Records to use:

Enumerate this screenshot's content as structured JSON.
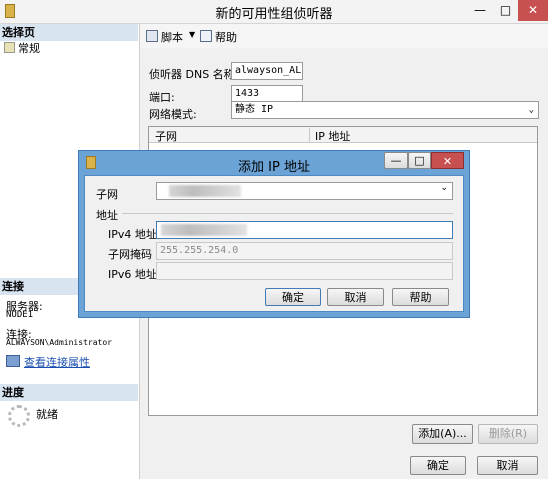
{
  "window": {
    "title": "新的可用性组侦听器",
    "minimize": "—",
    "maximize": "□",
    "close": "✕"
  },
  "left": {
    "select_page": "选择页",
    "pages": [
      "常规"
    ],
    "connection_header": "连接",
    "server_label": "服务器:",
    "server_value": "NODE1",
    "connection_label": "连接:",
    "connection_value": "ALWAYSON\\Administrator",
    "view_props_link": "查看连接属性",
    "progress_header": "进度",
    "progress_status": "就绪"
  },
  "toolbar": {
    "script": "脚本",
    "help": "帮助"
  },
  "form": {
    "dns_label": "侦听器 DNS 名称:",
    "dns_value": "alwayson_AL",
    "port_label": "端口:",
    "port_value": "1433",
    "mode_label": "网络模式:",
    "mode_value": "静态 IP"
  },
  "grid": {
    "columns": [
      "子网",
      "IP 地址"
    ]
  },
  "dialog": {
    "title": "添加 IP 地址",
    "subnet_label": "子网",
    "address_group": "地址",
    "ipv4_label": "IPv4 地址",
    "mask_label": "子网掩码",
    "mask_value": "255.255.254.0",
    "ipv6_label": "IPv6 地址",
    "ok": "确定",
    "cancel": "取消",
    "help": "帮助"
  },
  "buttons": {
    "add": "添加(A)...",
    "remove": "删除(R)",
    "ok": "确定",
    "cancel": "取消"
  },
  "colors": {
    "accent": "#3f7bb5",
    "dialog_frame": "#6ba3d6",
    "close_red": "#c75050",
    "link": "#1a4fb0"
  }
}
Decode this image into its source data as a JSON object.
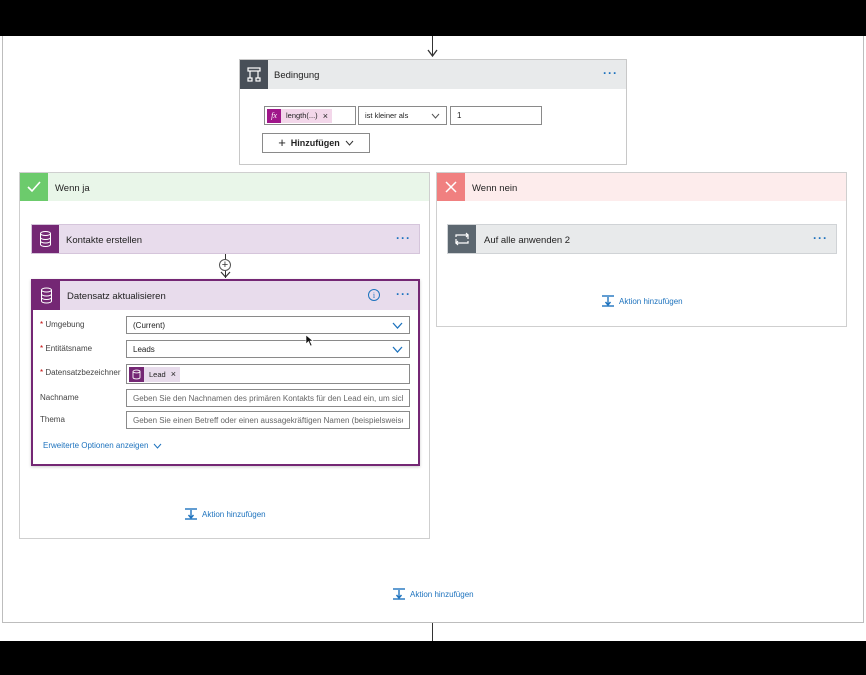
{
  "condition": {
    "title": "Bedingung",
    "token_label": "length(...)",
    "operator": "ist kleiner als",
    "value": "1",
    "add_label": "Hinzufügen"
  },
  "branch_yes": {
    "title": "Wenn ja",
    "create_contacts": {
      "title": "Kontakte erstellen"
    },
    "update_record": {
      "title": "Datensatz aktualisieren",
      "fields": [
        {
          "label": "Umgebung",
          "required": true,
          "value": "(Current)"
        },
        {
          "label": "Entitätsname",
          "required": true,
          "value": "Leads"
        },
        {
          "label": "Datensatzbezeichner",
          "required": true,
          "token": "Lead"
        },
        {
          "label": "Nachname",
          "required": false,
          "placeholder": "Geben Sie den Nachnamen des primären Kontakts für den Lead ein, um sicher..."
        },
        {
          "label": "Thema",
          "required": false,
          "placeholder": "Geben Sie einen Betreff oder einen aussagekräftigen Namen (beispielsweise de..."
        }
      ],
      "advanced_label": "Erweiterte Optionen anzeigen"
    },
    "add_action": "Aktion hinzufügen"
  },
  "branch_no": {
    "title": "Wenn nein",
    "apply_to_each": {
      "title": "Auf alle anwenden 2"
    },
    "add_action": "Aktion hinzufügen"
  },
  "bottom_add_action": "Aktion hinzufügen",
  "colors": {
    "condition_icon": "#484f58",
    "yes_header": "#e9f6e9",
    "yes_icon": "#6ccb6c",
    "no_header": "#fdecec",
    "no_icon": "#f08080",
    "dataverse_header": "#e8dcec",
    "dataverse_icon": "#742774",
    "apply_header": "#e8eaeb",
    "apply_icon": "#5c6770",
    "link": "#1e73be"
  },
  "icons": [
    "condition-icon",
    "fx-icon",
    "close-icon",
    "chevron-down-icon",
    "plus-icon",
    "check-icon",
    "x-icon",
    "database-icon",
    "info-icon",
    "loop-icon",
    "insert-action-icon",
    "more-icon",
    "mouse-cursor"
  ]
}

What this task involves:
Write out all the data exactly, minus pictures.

Result of this exercise:
Enumerate this screenshot's content as structured JSON.
{
  "window": {
    "title": "新的可用性组侦听器",
    "minimize": "—",
    "maximize": "□",
    "close": "✕"
  },
  "left": {
    "select_page": "选择页",
    "pages": [
      "常规"
    ],
    "connection_header": "连接",
    "server_label": "服务器:",
    "server_value": "NODE1",
    "connection_label": "连接:",
    "connection_value": "ALWAYSON\\Administrator",
    "view_props_link": "查看连接属性",
    "progress_header": "进度",
    "progress_status": "就绪"
  },
  "toolbar": {
    "script": "脚本",
    "help": "帮助"
  },
  "form": {
    "dns_label": "侦听器 DNS 名称:",
    "dns_value": "alwayson_AL",
    "port_label": "端口:",
    "port_value": "1433",
    "mode_label": "网络模式:",
    "mode_value": "静态 IP"
  },
  "grid": {
    "columns": [
      "子网",
      "IP 地址"
    ]
  },
  "dialog": {
    "title": "添加 IP 地址",
    "subnet_label": "子网",
    "address_group": "地址",
    "ipv4_label": "IPv4 地址",
    "mask_label": "子网掩码",
    "mask_value": "255.255.254.0",
    "ipv6_label": "IPv6 地址",
    "ok": "确定",
    "cancel": "取消",
    "help": "帮助"
  },
  "buttons": {
    "add": "添加(A)...",
    "remove": "删除(R)",
    "ok": "确定",
    "cancel": "取消"
  },
  "colors": {
    "accent": "#3f7bb5",
    "dialog_frame": "#6ba3d6",
    "close_red": "#c75050",
    "link": "#1a4fb0"
  }
}
Decode this image into its source data as a JSON object.
{
  "condition": {
    "title": "Bedingung",
    "token_label": "length(...)",
    "operator": "ist kleiner als",
    "value": "1",
    "add_label": "Hinzufügen"
  },
  "branch_yes": {
    "title": "Wenn ja",
    "create_contacts": {
      "title": "Kontakte erstellen"
    },
    "update_record": {
      "title": "Datensatz aktualisieren",
      "fields": [
        {
          "label": "Umgebung",
          "required": true,
          "value": "(Current)"
        },
        {
          "label": "Entitätsname",
          "required": true,
          "value": "Leads"
        },
        {
          "label": "Datensatzbezeichner",
          "required": true,
          "token": "Lead"
        },
        {
          "label": "Nachname",
          "required": false,
          "placeholder": "Geben Sie den Nachnamen des primären Kontakts für den Lead ein, um sicher..."
        },
        {
          "label": "Thema",
          "required": false,
          "placeholder": "Geben Sie einen Betreff oder einen aussagekräftigen Namen (beispielsweise de..."
        }
      ],
      "advanced_label": "Erweiterte Optionen anzeigen"
    },
    "add_action": "Aktion hinzufügen"
  },
  "branch_no": {
    "title": "Wenn nein",
    "apply_to_each": {
      "title": "Auf alle anwenden 2"
    },
    "add_action": "Aktion hinzufügen"
  },
  "bottom_add_action": "Aktion hinzufügen",
  "colors": {
    "condition_icon": "#484f58",
    "yes_header": "#e9f6e9",
    "yes_icon": "#6ccb6c",
    "no_header": "#fdecec",
    "no_icon": "#f08080",
    "dataverse_header": "#e8dcec",
    "dataverse_icon": "#742774",
    "apply_header": "#e8eaeb",
    "apply_icon": "#5c6770",
    "link": "#1e73be"
  },
  "icons": [
    "condition-icon",
    "fx-icon",
    "close-icon",
    "chevron-down-icon",
    "plus-icon",
    "check-icon",
    "x-icon",
    "database-icon",
    "info-icon",
    "loop-icon",
    "insert-action-icon",
    "more-icon",
    "mouse-cursor"
  ]
}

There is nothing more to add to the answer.